The controversial infrared camera system has been dropped by the host broadcaster due to costs, Hot Spot’s Australian inventor Warren Brennan told Fairfax Media.
The decision-review device, which uses heat sensors and infrared cameras to detect contact between the ball, bat and pads, will now not feature in the showpiece five-Test series, beginning at Brisbane’s Gabba on Nov. 21.
“It’s their decision and that’s what’s been communicated to us. As far as I’m concerned, it is final,” Brennan said. “We’re just moving on with things. Channel Nine have got a new deal with Cricket Australia, which I know has cost them a lot more money. I gather there had to be some restructuring of costs.”

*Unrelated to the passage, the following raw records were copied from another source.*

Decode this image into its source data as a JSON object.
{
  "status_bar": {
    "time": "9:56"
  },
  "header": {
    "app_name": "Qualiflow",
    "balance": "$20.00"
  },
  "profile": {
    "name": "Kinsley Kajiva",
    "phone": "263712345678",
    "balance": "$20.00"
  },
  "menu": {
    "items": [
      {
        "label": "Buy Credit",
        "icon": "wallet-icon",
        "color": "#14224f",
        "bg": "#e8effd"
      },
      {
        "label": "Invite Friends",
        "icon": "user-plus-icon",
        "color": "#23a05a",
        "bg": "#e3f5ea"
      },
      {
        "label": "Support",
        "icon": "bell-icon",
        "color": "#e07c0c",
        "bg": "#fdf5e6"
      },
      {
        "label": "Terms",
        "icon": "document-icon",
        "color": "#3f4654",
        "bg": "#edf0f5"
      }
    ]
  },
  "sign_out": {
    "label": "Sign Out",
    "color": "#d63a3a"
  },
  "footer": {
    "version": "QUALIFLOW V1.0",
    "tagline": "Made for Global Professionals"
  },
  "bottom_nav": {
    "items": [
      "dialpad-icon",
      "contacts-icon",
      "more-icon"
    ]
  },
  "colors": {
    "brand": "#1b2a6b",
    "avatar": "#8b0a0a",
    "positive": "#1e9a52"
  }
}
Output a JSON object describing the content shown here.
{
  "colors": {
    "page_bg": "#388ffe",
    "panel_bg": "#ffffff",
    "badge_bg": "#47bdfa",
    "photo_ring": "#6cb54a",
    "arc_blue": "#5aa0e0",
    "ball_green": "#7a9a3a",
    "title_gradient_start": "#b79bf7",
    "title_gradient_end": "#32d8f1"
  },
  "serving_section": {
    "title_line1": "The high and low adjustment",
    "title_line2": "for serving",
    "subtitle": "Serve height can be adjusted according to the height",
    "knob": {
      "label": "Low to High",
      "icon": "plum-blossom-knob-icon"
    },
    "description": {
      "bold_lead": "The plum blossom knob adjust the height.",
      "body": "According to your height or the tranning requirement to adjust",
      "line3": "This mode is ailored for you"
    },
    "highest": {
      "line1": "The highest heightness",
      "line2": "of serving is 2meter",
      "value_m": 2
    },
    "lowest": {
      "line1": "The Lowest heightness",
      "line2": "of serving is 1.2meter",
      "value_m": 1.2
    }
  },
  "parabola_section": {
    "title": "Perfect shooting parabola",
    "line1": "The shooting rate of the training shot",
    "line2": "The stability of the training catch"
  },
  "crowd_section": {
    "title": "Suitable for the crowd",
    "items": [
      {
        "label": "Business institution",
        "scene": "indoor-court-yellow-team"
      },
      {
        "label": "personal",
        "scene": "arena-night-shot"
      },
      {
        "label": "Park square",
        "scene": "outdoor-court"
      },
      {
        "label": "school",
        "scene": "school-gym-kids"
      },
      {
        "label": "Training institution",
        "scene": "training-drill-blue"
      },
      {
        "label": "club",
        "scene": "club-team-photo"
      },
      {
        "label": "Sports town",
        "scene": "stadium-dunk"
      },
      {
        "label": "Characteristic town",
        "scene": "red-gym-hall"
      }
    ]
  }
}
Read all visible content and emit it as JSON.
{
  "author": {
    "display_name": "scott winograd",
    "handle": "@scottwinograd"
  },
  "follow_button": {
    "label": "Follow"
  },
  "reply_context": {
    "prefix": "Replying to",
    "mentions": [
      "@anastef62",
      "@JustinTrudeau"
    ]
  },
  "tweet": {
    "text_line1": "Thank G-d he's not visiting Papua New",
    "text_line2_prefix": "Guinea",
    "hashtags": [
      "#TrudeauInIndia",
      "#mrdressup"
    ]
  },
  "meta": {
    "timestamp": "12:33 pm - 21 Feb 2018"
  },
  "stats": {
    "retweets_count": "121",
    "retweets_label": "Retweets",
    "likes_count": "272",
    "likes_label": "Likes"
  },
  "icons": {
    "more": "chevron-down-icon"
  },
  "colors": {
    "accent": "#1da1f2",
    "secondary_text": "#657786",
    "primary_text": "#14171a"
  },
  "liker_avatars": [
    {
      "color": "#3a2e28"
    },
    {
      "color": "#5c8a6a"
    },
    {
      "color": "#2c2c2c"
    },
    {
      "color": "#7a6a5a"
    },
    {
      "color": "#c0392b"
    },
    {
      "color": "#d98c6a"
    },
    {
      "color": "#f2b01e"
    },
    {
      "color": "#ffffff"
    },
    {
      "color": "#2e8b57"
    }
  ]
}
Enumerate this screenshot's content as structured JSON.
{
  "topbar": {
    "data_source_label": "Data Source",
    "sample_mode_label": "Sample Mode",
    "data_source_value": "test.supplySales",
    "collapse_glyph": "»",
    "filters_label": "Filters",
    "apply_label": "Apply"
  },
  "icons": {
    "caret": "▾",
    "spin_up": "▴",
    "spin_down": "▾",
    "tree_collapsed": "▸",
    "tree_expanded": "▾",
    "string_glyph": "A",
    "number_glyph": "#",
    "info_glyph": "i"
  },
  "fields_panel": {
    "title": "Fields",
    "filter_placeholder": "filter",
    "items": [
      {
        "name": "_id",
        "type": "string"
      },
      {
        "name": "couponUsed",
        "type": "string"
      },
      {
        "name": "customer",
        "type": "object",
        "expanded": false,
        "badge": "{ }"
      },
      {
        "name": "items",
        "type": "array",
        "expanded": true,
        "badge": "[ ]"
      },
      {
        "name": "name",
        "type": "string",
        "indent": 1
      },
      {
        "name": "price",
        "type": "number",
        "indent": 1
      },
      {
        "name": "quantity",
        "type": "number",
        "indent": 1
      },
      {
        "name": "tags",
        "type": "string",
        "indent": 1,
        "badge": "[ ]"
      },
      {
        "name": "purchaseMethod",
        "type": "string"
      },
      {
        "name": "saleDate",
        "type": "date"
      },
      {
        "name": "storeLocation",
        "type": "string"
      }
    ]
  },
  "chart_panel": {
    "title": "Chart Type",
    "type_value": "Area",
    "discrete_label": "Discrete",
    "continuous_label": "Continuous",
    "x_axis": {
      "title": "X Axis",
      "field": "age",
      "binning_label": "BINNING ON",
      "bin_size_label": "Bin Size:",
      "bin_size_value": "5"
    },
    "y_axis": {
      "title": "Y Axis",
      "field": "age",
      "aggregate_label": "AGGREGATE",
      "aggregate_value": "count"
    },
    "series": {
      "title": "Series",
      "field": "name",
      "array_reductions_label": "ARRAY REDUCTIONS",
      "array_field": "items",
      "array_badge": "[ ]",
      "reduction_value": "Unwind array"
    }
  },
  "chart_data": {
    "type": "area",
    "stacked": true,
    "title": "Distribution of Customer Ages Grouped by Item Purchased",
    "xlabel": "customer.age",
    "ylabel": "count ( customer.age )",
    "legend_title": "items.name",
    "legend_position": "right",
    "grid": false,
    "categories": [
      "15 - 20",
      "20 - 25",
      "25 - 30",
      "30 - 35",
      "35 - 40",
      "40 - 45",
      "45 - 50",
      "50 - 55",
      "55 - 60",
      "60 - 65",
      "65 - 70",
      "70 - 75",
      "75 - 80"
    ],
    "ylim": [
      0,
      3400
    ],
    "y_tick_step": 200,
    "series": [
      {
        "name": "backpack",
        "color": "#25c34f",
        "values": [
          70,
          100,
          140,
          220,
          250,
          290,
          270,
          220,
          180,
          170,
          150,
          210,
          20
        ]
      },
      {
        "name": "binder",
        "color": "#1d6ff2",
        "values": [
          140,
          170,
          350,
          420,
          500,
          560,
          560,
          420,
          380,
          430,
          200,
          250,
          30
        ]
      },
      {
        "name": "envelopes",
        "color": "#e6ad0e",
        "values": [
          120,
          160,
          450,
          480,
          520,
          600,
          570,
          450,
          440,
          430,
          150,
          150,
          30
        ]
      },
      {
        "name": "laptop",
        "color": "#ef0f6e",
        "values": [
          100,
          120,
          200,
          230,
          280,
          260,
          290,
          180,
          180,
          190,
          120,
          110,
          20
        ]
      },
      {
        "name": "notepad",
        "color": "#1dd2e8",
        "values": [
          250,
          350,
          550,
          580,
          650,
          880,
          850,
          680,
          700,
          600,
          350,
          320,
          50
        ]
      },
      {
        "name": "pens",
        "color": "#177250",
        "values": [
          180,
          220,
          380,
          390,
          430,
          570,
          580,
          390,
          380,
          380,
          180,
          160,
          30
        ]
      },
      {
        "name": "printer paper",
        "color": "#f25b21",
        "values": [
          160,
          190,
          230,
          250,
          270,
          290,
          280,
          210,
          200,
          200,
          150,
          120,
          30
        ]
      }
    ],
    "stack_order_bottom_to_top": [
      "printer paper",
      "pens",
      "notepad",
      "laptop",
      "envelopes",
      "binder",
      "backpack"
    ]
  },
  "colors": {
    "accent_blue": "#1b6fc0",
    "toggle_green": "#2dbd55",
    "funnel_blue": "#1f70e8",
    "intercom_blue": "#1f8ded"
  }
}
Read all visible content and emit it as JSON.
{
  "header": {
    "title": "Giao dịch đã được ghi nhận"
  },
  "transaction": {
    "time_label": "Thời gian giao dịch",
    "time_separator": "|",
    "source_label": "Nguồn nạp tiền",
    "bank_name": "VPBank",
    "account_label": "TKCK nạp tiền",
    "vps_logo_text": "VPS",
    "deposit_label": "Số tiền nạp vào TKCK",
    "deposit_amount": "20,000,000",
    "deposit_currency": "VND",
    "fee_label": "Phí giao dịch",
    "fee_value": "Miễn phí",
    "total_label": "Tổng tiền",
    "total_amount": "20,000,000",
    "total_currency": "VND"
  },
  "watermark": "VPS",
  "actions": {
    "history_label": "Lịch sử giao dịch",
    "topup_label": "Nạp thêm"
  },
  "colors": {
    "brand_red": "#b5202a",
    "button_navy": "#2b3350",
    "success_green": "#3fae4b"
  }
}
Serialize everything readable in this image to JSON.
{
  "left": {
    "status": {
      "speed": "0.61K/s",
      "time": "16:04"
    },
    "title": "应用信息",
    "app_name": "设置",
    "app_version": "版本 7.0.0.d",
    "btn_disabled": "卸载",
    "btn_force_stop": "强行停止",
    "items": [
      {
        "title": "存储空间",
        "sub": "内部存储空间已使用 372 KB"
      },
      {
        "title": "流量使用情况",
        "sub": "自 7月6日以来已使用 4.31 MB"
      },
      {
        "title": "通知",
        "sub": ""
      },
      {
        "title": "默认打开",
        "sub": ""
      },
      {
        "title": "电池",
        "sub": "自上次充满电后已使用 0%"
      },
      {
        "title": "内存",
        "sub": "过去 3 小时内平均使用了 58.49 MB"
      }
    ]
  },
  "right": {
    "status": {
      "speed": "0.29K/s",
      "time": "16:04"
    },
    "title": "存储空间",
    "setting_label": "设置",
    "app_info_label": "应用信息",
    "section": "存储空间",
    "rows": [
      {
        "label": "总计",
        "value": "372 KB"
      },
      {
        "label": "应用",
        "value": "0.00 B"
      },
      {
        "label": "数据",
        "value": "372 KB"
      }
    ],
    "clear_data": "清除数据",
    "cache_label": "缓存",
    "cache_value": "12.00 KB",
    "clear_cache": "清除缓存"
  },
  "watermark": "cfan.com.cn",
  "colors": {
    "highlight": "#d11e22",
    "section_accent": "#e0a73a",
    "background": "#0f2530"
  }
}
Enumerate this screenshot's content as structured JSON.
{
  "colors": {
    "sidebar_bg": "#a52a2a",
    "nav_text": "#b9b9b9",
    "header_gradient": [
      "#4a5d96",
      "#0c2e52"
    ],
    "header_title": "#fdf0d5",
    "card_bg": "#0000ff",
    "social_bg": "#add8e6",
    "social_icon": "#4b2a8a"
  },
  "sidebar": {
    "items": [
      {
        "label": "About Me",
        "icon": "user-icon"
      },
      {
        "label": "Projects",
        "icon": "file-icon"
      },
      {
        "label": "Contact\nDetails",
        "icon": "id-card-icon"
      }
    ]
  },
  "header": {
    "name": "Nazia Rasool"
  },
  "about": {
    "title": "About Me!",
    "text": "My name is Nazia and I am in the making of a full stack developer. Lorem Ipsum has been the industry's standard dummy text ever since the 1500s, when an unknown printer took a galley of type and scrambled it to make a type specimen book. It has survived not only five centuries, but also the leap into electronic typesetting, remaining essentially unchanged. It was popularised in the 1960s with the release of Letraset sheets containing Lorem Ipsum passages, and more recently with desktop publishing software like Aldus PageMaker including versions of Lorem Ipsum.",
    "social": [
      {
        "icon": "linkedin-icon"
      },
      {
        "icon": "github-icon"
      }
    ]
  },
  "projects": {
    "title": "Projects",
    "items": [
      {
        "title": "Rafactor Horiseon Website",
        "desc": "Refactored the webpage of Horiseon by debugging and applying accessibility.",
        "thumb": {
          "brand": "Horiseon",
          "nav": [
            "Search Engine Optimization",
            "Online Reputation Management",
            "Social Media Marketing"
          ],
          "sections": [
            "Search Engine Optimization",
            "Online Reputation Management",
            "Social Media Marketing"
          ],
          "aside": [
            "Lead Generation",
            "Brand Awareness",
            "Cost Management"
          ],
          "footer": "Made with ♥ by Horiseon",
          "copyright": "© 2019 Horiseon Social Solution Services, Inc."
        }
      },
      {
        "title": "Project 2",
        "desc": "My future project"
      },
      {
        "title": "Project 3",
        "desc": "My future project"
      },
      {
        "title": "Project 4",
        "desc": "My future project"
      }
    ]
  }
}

The development leaves the ball-tracking component, Eagle Eye, audio evidence picked up by stump microphones and slow-motion replays as the remaining tools at the disposal of the third official for decision reviews in the Ashes.
Trust in the Hot Spot technology was severely tested during the first leg of the back-to-back Ashes series, won 3-0 by England in July and August. While match umpires were criticized for poor decisions, Hot Spot was at the center of a succession of contentious verdicts involving fine edges.
The cost of Hot Spot — the company charges A$10,000 (US$9,440) a day for the four-camera system Channel Nine has used, which totals A$250,000 for the Test series — is a key reason behind the broadcaster cutting ties, but its poor performance in England is also understood to be a factor, the media group said.
A Cricket Australia spokesman said of the reports: “We don’t think it’s appropriate to comment on discussions between Nine and one of its partners.”